PROBLEM TO SOLVE: For this exercise, print all of the entries exactly as given.

(DATASET CONTENT)

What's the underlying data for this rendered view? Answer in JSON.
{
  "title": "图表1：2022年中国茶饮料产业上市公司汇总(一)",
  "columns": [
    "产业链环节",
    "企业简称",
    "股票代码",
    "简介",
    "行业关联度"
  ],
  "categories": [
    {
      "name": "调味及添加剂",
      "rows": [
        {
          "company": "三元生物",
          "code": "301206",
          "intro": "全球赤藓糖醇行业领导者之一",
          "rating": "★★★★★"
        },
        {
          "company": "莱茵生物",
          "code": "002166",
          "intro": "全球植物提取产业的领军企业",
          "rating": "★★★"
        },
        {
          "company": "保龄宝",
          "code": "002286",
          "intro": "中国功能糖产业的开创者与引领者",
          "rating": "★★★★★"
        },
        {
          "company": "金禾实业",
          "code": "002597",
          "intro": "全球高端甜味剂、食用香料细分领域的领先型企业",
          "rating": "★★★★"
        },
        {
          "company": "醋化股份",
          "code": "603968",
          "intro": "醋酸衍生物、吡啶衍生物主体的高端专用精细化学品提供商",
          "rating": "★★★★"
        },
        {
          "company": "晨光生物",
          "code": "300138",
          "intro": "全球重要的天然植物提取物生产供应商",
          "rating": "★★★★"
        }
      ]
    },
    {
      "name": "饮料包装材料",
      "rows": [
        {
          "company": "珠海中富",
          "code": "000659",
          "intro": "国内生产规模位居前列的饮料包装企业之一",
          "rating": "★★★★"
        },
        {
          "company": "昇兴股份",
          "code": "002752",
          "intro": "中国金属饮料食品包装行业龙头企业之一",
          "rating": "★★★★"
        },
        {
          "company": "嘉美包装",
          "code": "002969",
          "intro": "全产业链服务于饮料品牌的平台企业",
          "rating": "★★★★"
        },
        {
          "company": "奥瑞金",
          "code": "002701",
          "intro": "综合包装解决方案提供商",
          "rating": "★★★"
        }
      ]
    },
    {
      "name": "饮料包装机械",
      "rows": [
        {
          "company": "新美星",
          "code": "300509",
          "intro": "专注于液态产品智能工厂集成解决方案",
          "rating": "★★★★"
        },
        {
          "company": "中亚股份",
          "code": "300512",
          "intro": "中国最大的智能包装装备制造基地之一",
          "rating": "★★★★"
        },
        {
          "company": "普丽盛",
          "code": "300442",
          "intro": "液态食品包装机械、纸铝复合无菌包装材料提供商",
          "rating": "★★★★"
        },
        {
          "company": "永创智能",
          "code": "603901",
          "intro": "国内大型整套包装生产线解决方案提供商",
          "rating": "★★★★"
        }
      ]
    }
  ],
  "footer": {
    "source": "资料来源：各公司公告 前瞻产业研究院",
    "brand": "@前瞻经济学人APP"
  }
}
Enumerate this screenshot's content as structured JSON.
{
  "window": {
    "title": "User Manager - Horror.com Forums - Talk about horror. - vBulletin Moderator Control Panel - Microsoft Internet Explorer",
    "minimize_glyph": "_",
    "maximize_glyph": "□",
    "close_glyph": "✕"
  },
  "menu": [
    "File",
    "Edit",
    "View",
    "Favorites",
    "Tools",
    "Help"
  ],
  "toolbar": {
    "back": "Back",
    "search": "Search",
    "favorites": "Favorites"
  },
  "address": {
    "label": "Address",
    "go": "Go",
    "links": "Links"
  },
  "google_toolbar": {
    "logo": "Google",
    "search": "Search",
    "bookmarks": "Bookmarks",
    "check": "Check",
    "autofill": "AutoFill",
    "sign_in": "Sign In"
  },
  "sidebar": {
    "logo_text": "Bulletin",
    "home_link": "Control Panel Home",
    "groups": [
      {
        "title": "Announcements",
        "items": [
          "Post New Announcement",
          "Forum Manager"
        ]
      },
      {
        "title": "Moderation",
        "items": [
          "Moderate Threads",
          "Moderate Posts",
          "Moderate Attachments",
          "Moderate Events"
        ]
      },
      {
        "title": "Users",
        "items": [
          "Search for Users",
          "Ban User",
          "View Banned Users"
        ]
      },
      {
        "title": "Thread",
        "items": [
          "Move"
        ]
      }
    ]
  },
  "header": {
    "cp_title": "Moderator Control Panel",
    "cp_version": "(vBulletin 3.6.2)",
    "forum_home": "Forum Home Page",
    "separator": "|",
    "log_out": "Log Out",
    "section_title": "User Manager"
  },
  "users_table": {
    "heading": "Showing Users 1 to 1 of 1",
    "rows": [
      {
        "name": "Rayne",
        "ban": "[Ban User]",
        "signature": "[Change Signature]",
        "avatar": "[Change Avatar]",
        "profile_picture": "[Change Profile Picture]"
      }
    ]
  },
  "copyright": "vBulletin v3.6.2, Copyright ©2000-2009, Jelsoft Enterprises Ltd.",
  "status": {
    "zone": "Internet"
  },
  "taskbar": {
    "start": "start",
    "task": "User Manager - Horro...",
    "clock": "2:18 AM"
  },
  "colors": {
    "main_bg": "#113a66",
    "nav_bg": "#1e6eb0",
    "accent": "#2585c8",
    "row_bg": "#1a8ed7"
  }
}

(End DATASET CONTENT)

RESPONSE FOR THIS EXERCISE:
What's the underlying data for this rendered view? Answer in JSON.
{
  "title": "图表1：2022年中国茶饮料产业上市公司汇总(一)",
  "columns": [
    "产业链环节",
    "企业简称",
    "股票代码",
    "简介",
    "行业关联度"
  ],
  "categories": [
    {
      "name": "调味及添加剂",
      "rows": [
        {
          "company": "三元生物",
          "code": "301206",
          "intro": "全球赤藓糖醇行业领导者之一",
          "rating": "★★★★★"
        },
        {
          "company": "莱茵生物",
          "code": "002166",
          "intro": "全球植物提取产业的领军企业",
          "rating": "★★★"
        },
        {
          "company": "保龄宝",
          "code": "002286",
          "intro": "中国功能糖产业的开创者与引领者",
          "rating": "★★★★★"
        },
        {
          "company": "金禾实业",
          "code": "002597",
          "intro": "全球高端甜味剂、食用香料细分领域的领先型企业",
          "rating": "★★★★"
        },
        {
          "company": "醋化股份",
          "code": "603968",
          "intro": "醋酸衍生物、吡啶衍生物主体的高端专用精细化学品提供商",
          "rating": "★★★★"
        },
        {
          "company": "晨光生物",
          "code": "300138",
          "intro": "全球重要的天然植物提取物生产供应商",
          "rating": "★★★★"
        }
      ]
    },
    {
      "name": "饮料包装材料",
      "rows": [
        {
          "company": "珠海中富",
          "code": "000659",
          "intro": "国内生产规模位居前列的饮料包装企业之一",
          "rating": "★★★★"
        },
        {
          "company": "昇兴股份",
          "code": "002752",
          "intro": "中国金属饮料食品包装行业龙头企业之一",
          "rating": "★★★★"
        },
        {
          "company": "嘉美包装",
          "code": "002969",
          "intro": "全产业链服务于饮料品牌的平台企业",
          "rating": "★★★★"
        },
        {
          "company": "奥瑞金",
          "code": "002701",
          "intro": "综合包装解决方案提供商",
          "rating": "★★★"
        }
      ]
    },
    {
      "name": "饮料包装机械",
      "rows": [
        {
          "company": "新美星",
          "code": "300509",
          "intro": "专注于液态产品智能工厂集成解决方案",
          "rating": "★★★★"
        },
        {
          "company": "中亚股份",
          "code": "300512",
          "intro": "中国最大的智能包装装备制造基地之一",
          "rating": "★★★★"
        },
        {
          "company": "普丽盛",
          "code": "300442",
          "intro": "液态食品包装机械、纸铝复合无菌包装材料提供商",
          "rating": "★★★★"
        },
        {
          "company": "永创智能",
          "code": "603901",
          "intro": "国内大型整套包装生产线解决方案提供商",
          "rating": "★★★★"
        }
      ]
    }
  ],
  "footer": {
    "source": "资料来源：各公司公告 前瞻产业研究院",
    "brand": "@前瞻经济学人APP"
  }
}
Enumerate this screenshot's content as structured JSON.
{
  "window": {
    "title": "User Manager - Horror.com Forums - Talk about horror. - vBulletin Moderator Control Panel - Microsoft Internet Explorer",
    "minimize_glyph": "_",
    "maximize_glyph": "□",
    "close_glyph": "✕"
  },
  "menu": [
    "File",
    "Edit",
    "View",
    "Favorites",
    "Tools",
    "Help"
  ],
  "toolbar": {
    "back": "Back",
    "search": "Search",
    "favorites": "Favorites"
  },
  "address": {
    "label": "Address",
    "go": "Go",
    "links": "Links"
  },
  "google_toolbar": {
    "logo": "Google",
    "search": "Search",
    "bookmarks": "Bookmarks",
    "check": "Check",
    "autofill": "AutoFill",
    "sign_in": "Sign In"
  },
  "sidebar": {
    "logo_text": "Bulletin",
    "home_link": "Control Panel Home",
    "groups": [
      {
        "title": "Announcements",
        "items": [
          "Post New Announcement",
          "Forum Manager"
        ]
      },
      {
        "title": "Moderation",
        "items": [
          "Moderate Threads",
          "Moderate Posts",
          "Moderate Attachments",
          "Moderate Events"
        ]
      },
      {
        "title": "Users",
        "items": [
          "Search for Users",
          "Ban User",
          "View Banned Users"
        ]
      },
      {
        "title": "Thread",
        "items": [
          "Move"
        ]
      }
    ]
  },
  "header": {
    "cp_title": "Moderator Control Panel",
    "cp_version": "(vBulletin 3.6.2)",
    "forum_home": "Forum Home Page",
    "separator": "|",
    "log_out": "Log Out",
    "section_title": "User Manager"
  },
  "users_table": {
    "heading": "Showing Users 1 to 1 of 1",
    "rows": [
      {
        "name": "Rayne",
        "ban": "[Ban User]",
        "signature": "[Change Signature]",
        "avatar": "[Change Avatar]",
        "profile_picture": "[Change Profile Picture]"
      }
    ]
  },
  "copyright": "vBulletin v3.6.2, Copyright ©2000-2009, Jelsoft Enterprises Ltd.",
  "status": {
    "zone": "Internet"
  },
  "taskbar": {
    "start": "start",
    "task": "User Manager - Horro...",
    "clock": "2:18 AM"
  },
  "colors": {
    "main_bg": "#113a66",
    "nav_bg": "#1e6eb0",
    "accent": "#2585c8",
    "row_bg": "#1a8ed7"
  }
}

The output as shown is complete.